(TASK INPUTS begins)

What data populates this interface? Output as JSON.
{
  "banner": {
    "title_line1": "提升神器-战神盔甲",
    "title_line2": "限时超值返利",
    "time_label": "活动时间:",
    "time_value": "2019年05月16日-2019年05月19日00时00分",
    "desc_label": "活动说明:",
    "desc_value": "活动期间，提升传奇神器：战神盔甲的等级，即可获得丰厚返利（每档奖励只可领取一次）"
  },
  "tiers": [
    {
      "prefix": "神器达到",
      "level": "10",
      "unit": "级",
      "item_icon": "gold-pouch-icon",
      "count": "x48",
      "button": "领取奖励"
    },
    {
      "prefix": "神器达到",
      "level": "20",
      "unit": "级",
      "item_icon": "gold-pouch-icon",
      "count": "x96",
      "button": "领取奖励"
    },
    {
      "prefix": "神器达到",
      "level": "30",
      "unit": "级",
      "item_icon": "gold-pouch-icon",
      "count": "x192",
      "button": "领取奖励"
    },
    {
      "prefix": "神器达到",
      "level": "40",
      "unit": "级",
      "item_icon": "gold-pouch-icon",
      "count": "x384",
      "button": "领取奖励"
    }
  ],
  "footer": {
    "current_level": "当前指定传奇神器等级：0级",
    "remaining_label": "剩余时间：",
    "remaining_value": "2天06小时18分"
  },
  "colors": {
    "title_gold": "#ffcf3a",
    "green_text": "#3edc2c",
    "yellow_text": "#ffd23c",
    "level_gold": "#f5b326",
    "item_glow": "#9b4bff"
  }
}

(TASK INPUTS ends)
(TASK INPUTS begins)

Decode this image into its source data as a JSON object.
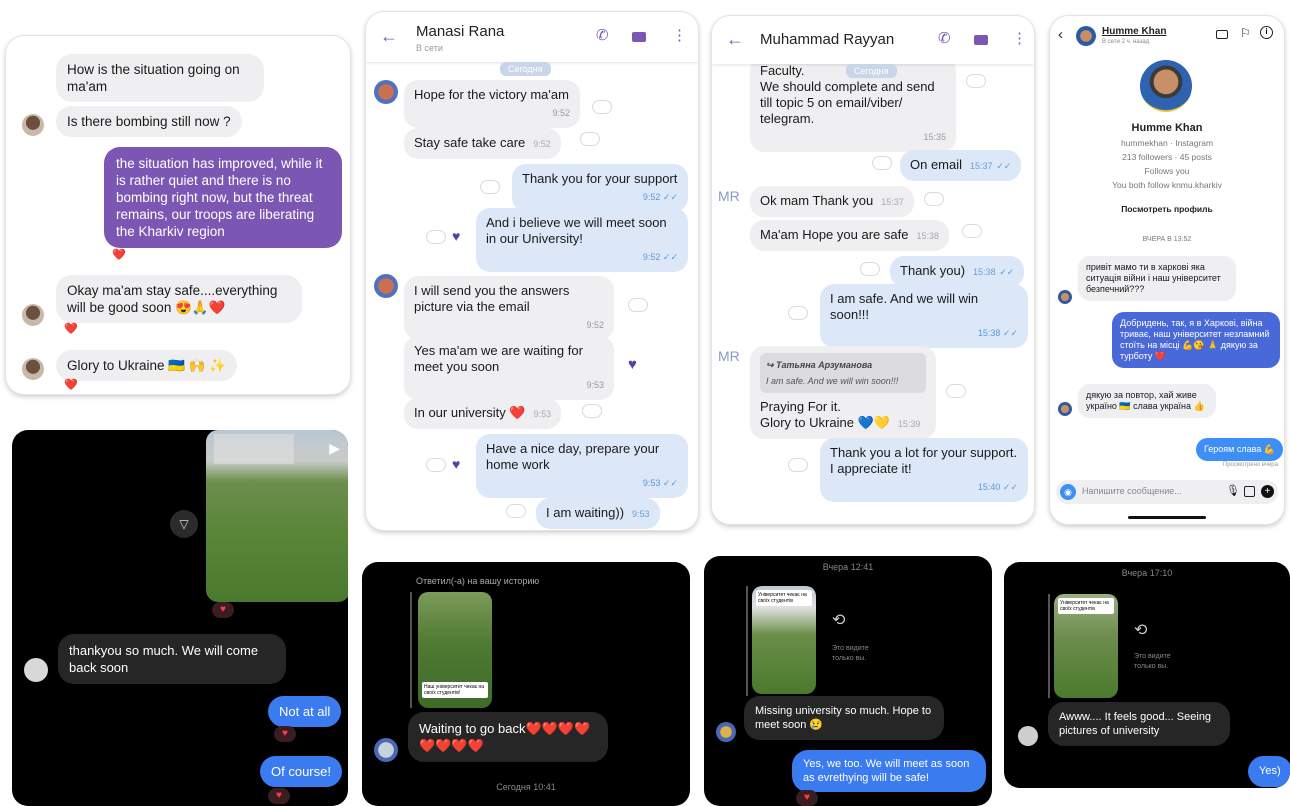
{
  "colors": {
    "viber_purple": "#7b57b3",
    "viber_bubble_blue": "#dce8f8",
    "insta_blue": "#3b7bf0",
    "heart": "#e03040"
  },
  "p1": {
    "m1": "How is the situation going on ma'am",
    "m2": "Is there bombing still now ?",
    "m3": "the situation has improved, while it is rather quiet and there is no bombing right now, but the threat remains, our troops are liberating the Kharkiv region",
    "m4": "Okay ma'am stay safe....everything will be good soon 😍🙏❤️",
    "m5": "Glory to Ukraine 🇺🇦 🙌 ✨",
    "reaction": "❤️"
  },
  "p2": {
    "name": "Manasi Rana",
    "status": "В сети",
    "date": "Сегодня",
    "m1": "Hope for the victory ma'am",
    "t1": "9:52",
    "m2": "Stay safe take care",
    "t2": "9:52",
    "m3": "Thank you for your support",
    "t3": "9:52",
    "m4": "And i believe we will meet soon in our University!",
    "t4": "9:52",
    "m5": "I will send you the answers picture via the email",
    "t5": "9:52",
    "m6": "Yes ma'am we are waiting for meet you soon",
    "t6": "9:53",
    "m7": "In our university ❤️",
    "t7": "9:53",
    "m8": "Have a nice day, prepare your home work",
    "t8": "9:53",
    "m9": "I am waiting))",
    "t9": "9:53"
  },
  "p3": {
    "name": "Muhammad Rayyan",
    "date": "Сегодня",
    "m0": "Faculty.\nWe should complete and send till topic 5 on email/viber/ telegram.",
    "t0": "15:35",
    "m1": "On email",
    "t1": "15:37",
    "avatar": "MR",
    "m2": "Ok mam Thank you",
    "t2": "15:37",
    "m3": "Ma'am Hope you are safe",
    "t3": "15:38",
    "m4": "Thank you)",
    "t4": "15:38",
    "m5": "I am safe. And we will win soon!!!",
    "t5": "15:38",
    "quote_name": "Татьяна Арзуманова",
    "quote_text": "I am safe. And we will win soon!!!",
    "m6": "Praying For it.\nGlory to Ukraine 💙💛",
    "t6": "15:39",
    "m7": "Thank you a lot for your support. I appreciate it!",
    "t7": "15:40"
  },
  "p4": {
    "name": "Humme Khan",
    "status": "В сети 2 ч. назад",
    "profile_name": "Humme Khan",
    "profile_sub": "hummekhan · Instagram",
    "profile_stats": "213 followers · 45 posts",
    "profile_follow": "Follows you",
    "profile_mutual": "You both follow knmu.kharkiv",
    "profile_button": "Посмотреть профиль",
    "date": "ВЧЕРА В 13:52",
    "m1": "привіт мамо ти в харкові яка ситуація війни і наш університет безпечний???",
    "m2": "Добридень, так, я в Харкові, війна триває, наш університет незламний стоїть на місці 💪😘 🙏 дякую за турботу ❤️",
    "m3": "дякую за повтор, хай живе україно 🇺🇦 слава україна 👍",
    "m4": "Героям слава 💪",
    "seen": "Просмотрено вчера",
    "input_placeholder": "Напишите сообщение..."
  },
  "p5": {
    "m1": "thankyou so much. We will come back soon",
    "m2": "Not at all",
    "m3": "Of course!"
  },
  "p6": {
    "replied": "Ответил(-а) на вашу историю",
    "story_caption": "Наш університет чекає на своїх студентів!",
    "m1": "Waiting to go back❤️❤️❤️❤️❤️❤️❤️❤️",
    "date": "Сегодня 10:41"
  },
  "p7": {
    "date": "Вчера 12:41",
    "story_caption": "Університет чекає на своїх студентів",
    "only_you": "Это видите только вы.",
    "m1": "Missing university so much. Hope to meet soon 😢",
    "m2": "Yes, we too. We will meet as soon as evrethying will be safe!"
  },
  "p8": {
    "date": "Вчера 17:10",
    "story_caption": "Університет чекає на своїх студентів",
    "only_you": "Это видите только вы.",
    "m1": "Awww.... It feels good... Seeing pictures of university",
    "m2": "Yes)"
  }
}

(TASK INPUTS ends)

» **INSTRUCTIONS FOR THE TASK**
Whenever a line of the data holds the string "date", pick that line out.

» **ANSWER TO THIS EXERCISE**
    "date": "Сегодня",
    "date": "Сегодня",
    "date": "ВЧЕРА В 13:52",
    "date": "Сегодня 10:41"
    "date": "Вчера 12:41",
    "date": "Вчера 17:10",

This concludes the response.